What/Who inspired you to take up taxidermy?
I have always had an interest in natural history and when visiting museums, found the taxidermy fascinating. I used to try and preserve birds’ feet and wings without much success, which led to asking for a book on taxidermy from my parents when I was 13. On Christmas Day, I was the proud owner of Taxidermy by Leon L. Pray.
Soon after, I had a go at mounting a starling. It was pre-internet days then and I didn’t know where to find a supplier for any taxidermy materials. I ended up using some copper wire I found and used black pin-heads for the eyes. I wish I had kept it.
What was your first break into the industry?
My first break into the industry/ world of Taxidermy came in 1978 when I saw a magazine article about the Guild of Taxidermists and I applied to join straight away. Having never met or even talked to another taxidermist, attending my first conference in 1980 at Liverpool was an amazing experience. I remember meeting George Jamieson there and we both had entered the red grouse competition.
After leaving school, I worked in the family knitwear factory for 15 years, learning the process from start to finish and ending being in charge of production/quality control among other things.
I was always busy doing taxidermy in my spare time, mostly for myself, but also doing some commissions. I often thought of doing taxidermy full-time and the opportunity to do so came from an unlikely source.
In 1990, we had invested a lot in a new market, Israel, and were all set for their Annual Fashion Show when Saddam Hussein started firing scud missiles over the border into Israel. This was the final straw, resulting in the factory being sold and I chose to turn my hobby into a career.
I’ve worked on some interesting projects over the years, including commissions for many museums, the most notable being for Ulster Museum on animals found in Ireland during the last ice-age.
Who inspired you the most when you were learning?
Seeing the work of all the top taxidermists who attended my first conferences was very inspiring. They would include people like Steve Massam, Derek Frampton and Peter Summers.
I was also greatly inspired when I went to the 1995 World Show in Gainsville, Georgia USA.
Who inspires you the most now or is it just Mother Nature?
Most of my inspiration now comes from Mother Nature. I love observing all aspects of natural history and also find good photographs can be inspiring and want to try and recreate what I see.
Have you helped or taught any successful students?
Hopefully, constructive feedback from judging has helped a few people over the years.
What Interests do you have other than taxidermy?
My main interest outside taxidermy/natural history was fencing, from age 16 (a relatively late starter). I went on to gain 28 caps for Scotland, including two Commonwealth Championships, and was once Scottish Epee Champion and team captain many years ago!
My other main interest now, which in a way is relevant to taxidermy, is natural history photography. It’s very enjoyable to go for a walk with the camera and check up on the local wildlife, hopefully capturing images of anything interesting.

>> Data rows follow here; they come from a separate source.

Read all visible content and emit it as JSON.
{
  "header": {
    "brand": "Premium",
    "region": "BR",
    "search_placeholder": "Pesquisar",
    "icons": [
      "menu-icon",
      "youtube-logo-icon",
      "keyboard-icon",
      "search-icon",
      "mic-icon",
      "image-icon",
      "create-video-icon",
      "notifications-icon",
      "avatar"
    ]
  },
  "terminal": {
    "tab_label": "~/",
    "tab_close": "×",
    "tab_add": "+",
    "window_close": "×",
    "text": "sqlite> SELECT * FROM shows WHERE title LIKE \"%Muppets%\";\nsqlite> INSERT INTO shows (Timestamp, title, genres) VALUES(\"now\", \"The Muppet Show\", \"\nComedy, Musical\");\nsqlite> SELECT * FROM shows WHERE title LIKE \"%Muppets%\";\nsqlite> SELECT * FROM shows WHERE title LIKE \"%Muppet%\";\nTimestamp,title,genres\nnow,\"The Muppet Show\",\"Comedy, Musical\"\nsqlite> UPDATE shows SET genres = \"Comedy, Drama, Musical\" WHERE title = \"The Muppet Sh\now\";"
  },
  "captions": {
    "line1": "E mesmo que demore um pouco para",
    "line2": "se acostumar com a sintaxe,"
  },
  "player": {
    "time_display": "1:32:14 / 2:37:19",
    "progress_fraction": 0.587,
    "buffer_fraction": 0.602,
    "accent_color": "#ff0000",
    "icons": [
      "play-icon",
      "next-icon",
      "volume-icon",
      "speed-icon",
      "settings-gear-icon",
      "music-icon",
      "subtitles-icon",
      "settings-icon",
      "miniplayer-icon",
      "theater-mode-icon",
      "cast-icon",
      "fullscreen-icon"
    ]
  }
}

I’ll also go further afield to get good images of mainly birds.
I am also involved with red squirrel conservation.
How have you seen taxidermy change?
The standard of work has risen steadily over the years in the UK and we should be proud of the part the Guild has played in this.
More information is also available from good books, the internet, instructional DVDs, courses run by taxidermists etc. Materials and forms are also much better than before
When I first found the Guild, taxidermy was all very traditional and the Guild was run by mostly museum taxidermists. The membership was probably around 90% male. Now there are hardly any museum taxidermists, the membership is much more diverse, as is the taxidermy and the majority of new members in recent years have been women.
- Accredited Taxidermist (1995)
- Bird Specialist
- Mammal Mpecialist
Guild Committee Work
First joined the committee in 2010 until present day (2020), with a one year gap. Mostly helping where required and involved with competition/judging organisation.
Have done several lectures/talks over the years at conferences and seminars on things like making silicone moulds, casting rocks, using an airbrush, aspects of groundwork, World Show report etc.
I have been one of the judges on many occasions from 1996-2019.
Colin Scott, 2020